Last November, the Neutron Star Interior Composition Explorer (NICER) spent a day and a half looking at a handful of pulsars—rapidly spinning stellar remnants that give off beams of powerful radiation as they rotate. By measuring tiny changes in the arrival time of the pulses, NICER could pinpoint its location to within 5 kilometres.
It is the first demonstration in space of the long-sought technology known as pulsar navigation. One day, the method could help spacecraft steer themselves without regular instructions from Earth.
“We think it’s a big deal,” said Keith Gendreau, an astrophysicist at NASA’s Goddard Space Flight Center in Greenbelt, Maryland, and the mission’s principal investigator. “It’s a great way to apply some of our astrophysics to exploration goals that include going into the outer Solar System and beyond.”
Gendreau reported the findings on January 11 at a meeting of the American Astronomical Society in National Harbor, Maryland.
The NICER work is a useful test of pulsar navigation under real flight conditions, says John Pye, manager of the Space Research Centre at the University of Leicester, UK, who has worked on the idea.
Pulsars are the spinning, ultra-dense leftovers of exploded stars. Some emit radiation blasts as often as every few thousandths of a second. For decades, aerospace engineers have dreamed of using these consistently repeating signals for navigation, just as they use the regular ticking of atomic clocks on satellites for GPS.
In 1999–2000, the US Naval Research Laboratory flew a satellite experiment that showed that, in theory, spacecraft could orient themselves using pulsars. The European Space Agency has explored the concept in recent years, with researchers calculating that a spacecraft could use pulsars to locate itself with a margin of error of 2 kilometres, even when flying 30 times farther from Earth than the Earth is from the Sun.
In November 2016, China launched an experimental pulsar-navigation satellite, called XPNAV-1. It studied the Crab pulsar, 2,000 parsecs (6,500 light-years) away in the constellation Taurus, as an early test of whether it could lock onto X-ray signals.
NICER was installed on the space station in June 2017. Its main job is to measure the size of pulsars to better understand the ultra-dense matter that makes them up. The pulsar-navigation experiment, known as the Station Explorer for X-ray Timing and Navigation Technology (SEXTANT), is a bonus.
SEXTANT timed X-ray flashes coming from five pulsars, one of which is the closest and brightest known millisecond pulsar. The mission watched each of the beacons for about 5–15 minutes before swivelling autonomously to look at the next. By measuring tiny changes in the signals’ arrival time as the experiment orbited Earth, NICER could independently calculate its own position in space.

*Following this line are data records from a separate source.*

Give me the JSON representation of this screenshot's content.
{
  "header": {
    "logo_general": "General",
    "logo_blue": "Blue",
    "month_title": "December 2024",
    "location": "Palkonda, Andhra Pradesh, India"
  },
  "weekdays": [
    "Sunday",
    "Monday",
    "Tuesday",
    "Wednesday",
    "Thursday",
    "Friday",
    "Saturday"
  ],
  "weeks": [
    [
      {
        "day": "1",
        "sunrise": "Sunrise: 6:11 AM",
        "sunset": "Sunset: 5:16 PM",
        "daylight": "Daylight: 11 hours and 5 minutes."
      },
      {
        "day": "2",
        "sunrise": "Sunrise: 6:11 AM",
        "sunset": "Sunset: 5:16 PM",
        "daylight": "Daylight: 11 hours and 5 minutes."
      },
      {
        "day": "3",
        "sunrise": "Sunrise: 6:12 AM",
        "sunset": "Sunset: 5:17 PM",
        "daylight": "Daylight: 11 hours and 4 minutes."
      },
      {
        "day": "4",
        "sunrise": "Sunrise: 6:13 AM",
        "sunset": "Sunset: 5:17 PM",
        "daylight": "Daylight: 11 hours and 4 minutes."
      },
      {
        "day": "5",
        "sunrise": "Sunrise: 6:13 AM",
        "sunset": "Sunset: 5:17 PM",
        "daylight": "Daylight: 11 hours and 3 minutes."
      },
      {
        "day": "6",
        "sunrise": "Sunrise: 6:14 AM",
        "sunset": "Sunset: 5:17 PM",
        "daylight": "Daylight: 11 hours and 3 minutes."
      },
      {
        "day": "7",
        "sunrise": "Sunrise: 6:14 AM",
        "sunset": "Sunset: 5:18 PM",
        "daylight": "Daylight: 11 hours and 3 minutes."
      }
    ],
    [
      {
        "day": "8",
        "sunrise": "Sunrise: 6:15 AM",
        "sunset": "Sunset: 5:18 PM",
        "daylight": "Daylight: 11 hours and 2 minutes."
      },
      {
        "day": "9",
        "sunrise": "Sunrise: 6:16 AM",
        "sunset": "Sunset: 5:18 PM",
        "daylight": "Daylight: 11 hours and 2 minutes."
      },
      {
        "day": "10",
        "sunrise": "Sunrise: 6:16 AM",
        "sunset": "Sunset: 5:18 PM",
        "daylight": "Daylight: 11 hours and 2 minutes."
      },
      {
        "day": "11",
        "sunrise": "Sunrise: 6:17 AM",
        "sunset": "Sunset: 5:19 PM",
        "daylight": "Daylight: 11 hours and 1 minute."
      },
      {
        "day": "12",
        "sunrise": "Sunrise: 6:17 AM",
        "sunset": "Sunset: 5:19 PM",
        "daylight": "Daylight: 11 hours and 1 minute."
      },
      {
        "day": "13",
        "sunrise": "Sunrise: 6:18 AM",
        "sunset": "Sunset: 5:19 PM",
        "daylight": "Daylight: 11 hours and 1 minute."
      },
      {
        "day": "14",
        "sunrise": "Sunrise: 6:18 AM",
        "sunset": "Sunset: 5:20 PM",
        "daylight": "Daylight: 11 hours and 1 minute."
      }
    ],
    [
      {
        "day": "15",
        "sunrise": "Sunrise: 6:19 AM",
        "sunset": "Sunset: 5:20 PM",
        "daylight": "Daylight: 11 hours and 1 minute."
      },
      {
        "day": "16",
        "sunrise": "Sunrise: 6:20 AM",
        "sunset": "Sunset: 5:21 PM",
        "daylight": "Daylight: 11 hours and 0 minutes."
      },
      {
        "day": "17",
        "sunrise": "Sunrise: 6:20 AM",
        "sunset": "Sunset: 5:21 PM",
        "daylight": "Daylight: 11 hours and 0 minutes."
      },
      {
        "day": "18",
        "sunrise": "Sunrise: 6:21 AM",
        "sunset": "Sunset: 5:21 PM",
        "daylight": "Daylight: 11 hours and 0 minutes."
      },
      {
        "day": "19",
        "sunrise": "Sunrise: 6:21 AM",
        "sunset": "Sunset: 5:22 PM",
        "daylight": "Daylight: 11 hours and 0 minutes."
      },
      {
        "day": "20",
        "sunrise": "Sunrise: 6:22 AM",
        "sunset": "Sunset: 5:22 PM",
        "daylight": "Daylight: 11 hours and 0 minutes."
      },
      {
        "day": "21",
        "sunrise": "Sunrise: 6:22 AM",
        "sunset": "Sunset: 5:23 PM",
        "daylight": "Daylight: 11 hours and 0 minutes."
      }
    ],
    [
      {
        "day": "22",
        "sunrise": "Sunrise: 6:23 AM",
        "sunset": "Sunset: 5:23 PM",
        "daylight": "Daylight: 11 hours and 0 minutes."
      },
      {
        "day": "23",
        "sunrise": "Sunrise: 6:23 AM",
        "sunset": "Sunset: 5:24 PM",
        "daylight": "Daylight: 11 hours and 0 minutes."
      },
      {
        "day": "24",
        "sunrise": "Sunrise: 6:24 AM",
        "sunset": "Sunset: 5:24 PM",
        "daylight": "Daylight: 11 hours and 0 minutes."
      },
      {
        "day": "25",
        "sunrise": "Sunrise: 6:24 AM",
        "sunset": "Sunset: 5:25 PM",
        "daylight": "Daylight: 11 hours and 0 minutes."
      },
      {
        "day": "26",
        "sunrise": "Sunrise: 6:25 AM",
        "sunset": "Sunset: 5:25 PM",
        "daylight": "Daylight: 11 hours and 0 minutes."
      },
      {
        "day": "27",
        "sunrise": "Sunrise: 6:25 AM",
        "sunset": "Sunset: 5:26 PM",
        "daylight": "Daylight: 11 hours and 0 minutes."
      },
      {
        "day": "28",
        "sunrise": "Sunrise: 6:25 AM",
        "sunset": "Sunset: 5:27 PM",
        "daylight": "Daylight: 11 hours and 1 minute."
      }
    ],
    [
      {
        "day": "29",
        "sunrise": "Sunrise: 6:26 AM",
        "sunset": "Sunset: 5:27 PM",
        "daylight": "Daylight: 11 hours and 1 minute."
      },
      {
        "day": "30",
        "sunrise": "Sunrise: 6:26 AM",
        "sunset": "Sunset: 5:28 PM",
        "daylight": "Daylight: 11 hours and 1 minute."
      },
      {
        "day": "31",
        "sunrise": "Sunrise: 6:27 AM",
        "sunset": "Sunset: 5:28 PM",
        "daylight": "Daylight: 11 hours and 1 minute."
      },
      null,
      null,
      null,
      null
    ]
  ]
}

Freedom to roam
Without pulsar navigation, spacecraft must communicate with Earth regularly to confirm their position. But such communication—through systems such as NASA's Deep Space Network, a group of giant satellite dishes—is time-consuming, expensive, and more difficult the farther from Earth a probe travels. Pulsar navigation might work well for spacecraft in the outer Solar System because it could free probes to do many navigation-related tasks without waiting for instructions, Gendreau.
The technique could also provide an independent check on how well a spacecraft’s conventional navigation systems are doing, says Zaven Arzoumanian, an astrophysicist at Goddard who is on the NICER team. NASA helped fund the test to see whether pulsars could be used as a back-up navigation method when its planned Orion crew capsule takes astronauts beyond low Earth orbit, some time in the 2020s.
NICER used 52 small X-ray telescopes for its study, but a single such telescope could probably do the job, Gendreau says. The instrument might weigh as little as 5 kilograms, making it relatively inexpensive to add to space missions, where more mass means more money needed to launch.
The team plans to repeat the experiment in the coming months, hoping to reduce the margin of error to one kilometre or less.
Gendreau notes that the famous ‘golden record’ aboard NASA’s Voyager spacecraft carries a map that pinpoints the location of the Solar System relative to 14 pulsars. If an alien civilization ever found the record, it could use it to locate Earth. “As a kid, I heard Carl Sagan talk about the golden record,” Gendreau says. “And now we’re actually doing it.”
This article is reproduced with permission and was first published on January 11, 2017.